- PROBLEM DESCRIPTION
Find all lines with the word "author" in the material, then copy them.

- SUPPLIED INFORMATION

☆ ☆ ☆ ☆ ☆

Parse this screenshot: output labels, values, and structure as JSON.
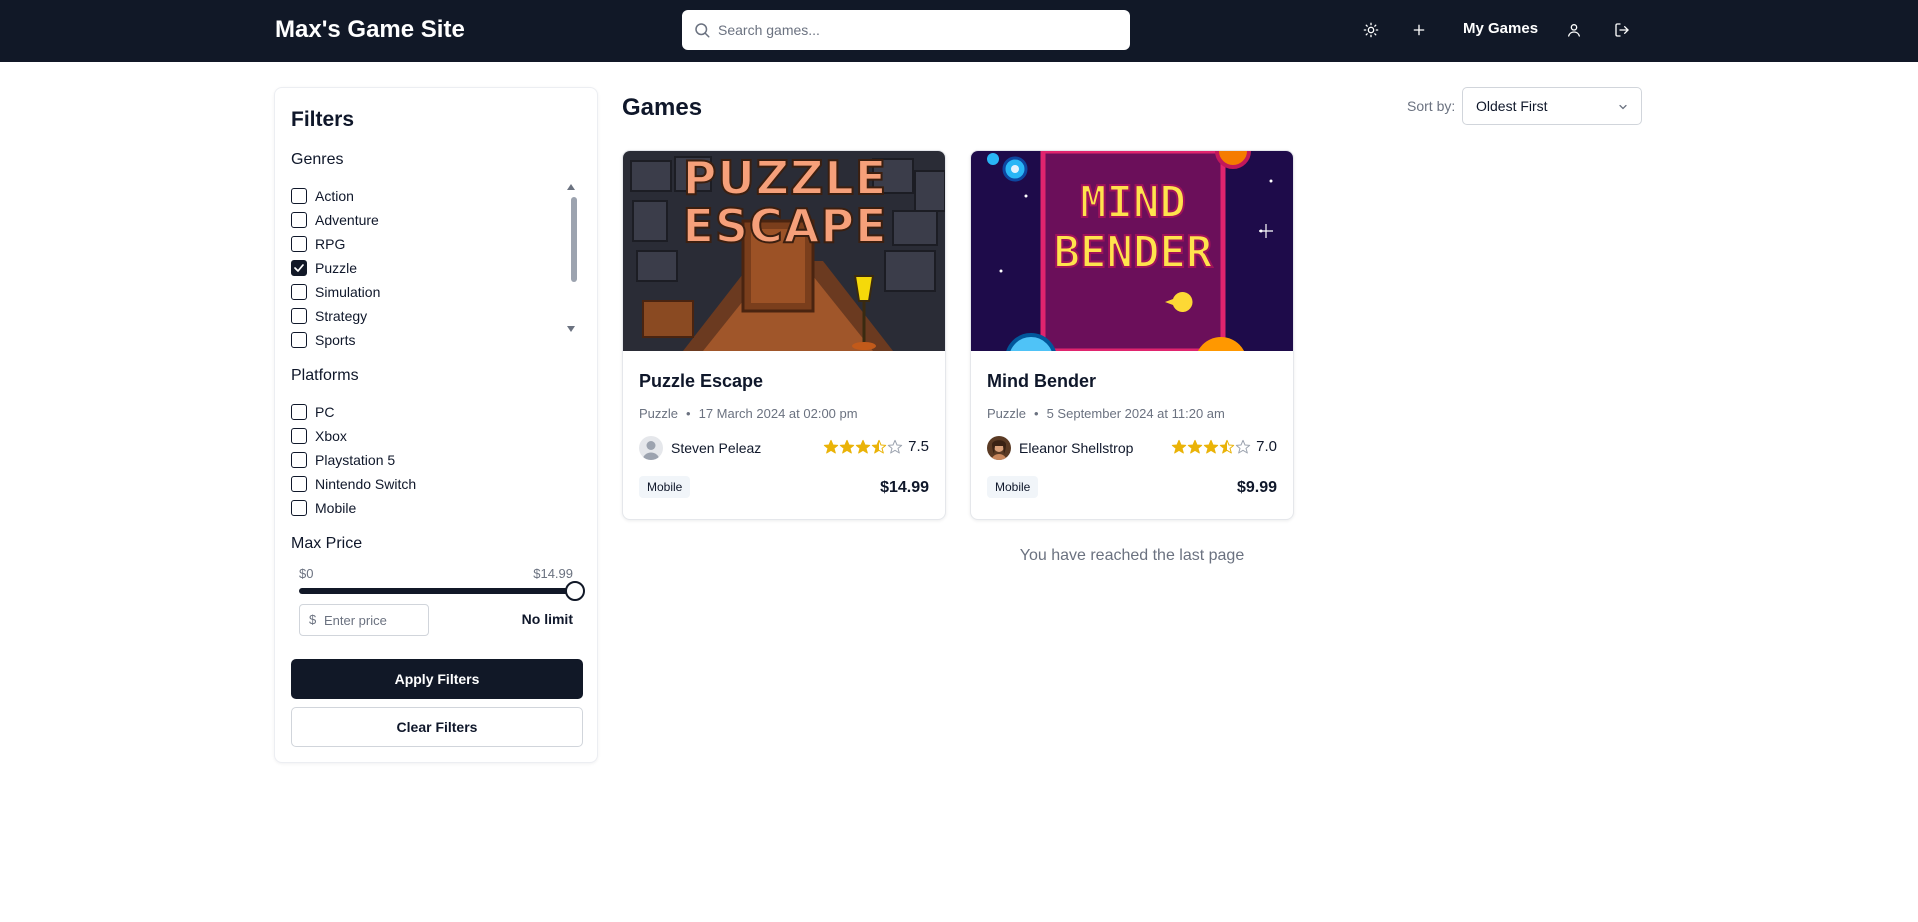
{
  "header": {
    "brand": "Max's Game Site",
    "search_placeholder": "Search games...",
    "my_games": "My Games",
    "icons": [
      "sun-icon",
      "plus-icon",
      "user-icon",
      "logout-icon"
    ]
  },
  "filters": {
    "title": "Filters",
    "genres_title": "Genres",
    "genres": [
      {
        "label": "Action",
        "checked": false
      },
      {
        "label": "Adventure",
        "checked": false
      },
      {
        "label": "RPG",
        "checked": false
      },
      {
        "label": "Puzzle",
        "checked": true
      },
      {
        "label": "Simulation",
        "checked": false
      },
      {
        "label": "Strategy",
        "checked": false
      },
      {
        "label": "Sports",
        "checked": false
      }
    ],
    "platforms_title": "Platforms",
    "platforms": [
      {
        "label": "PC",
        "checked": false
      },
      {
        "label": "Xbox",
        "checked": false
      },
      {
        "label": "Playstation 5",
        "checked": false
      },
      {
        "label": "Nintendo Switch",
        "checked": false
      },
      {
        "label": "Mobile",
        "checked": false
      }
    ],
    "max_price_title": "Max Price",
    "price_min": "$0",
    "price_max": "$14.99",
    "slider_fraction": 1.0,
    "currency": "$",
    "price_placeholder": "Enter price",
    "no_limit": "No limit",
    "apply": "Apply Filters",
    "clear": "Clear Filters"
  },
  "main": {
    "title": "Games",
    "sort_label": "Sort by:",
    "sort_value": "Oldest First",
    "games": [
      {
        "title": "Puzzle Escape",
        "genre": "Puzzle",
        "date": "17 March 2024 at 02:00 pm",
        "author": "Steven Peleaz",
        "rating": "7.5",
        "stars": 3.5,
        "platform": "Mobile",
        "price": "$14.99",
        "cover_text": [
          "PUZZLE",
          "ESCAPE"
        ]
      },
      {
        "title": "Mind Bender",
        "genre": "Puzzle",
        "date": "5 September 2024 at 11:20 am",
        "author": "Eleanor Shellstrop",
        "rating": "7.0",
        "stars": 3.5,
        "platform": "Mobile",
        "price": "$9.99",
        "cover_text": [
          "MIND",
          "BENDER"
        ]
      }
    ],
    "last_page": "You have reached the last page"
  },
  "colors": {
    "header_bg": "#111827",
    "accent_star": "#eab308",
    "muted": "#6b7280"
  }
}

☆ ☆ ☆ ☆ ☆

- WRITTEN SOLUTION
        "author": "Steven Peleaz",
        "author": "Eleanor Shellstrop",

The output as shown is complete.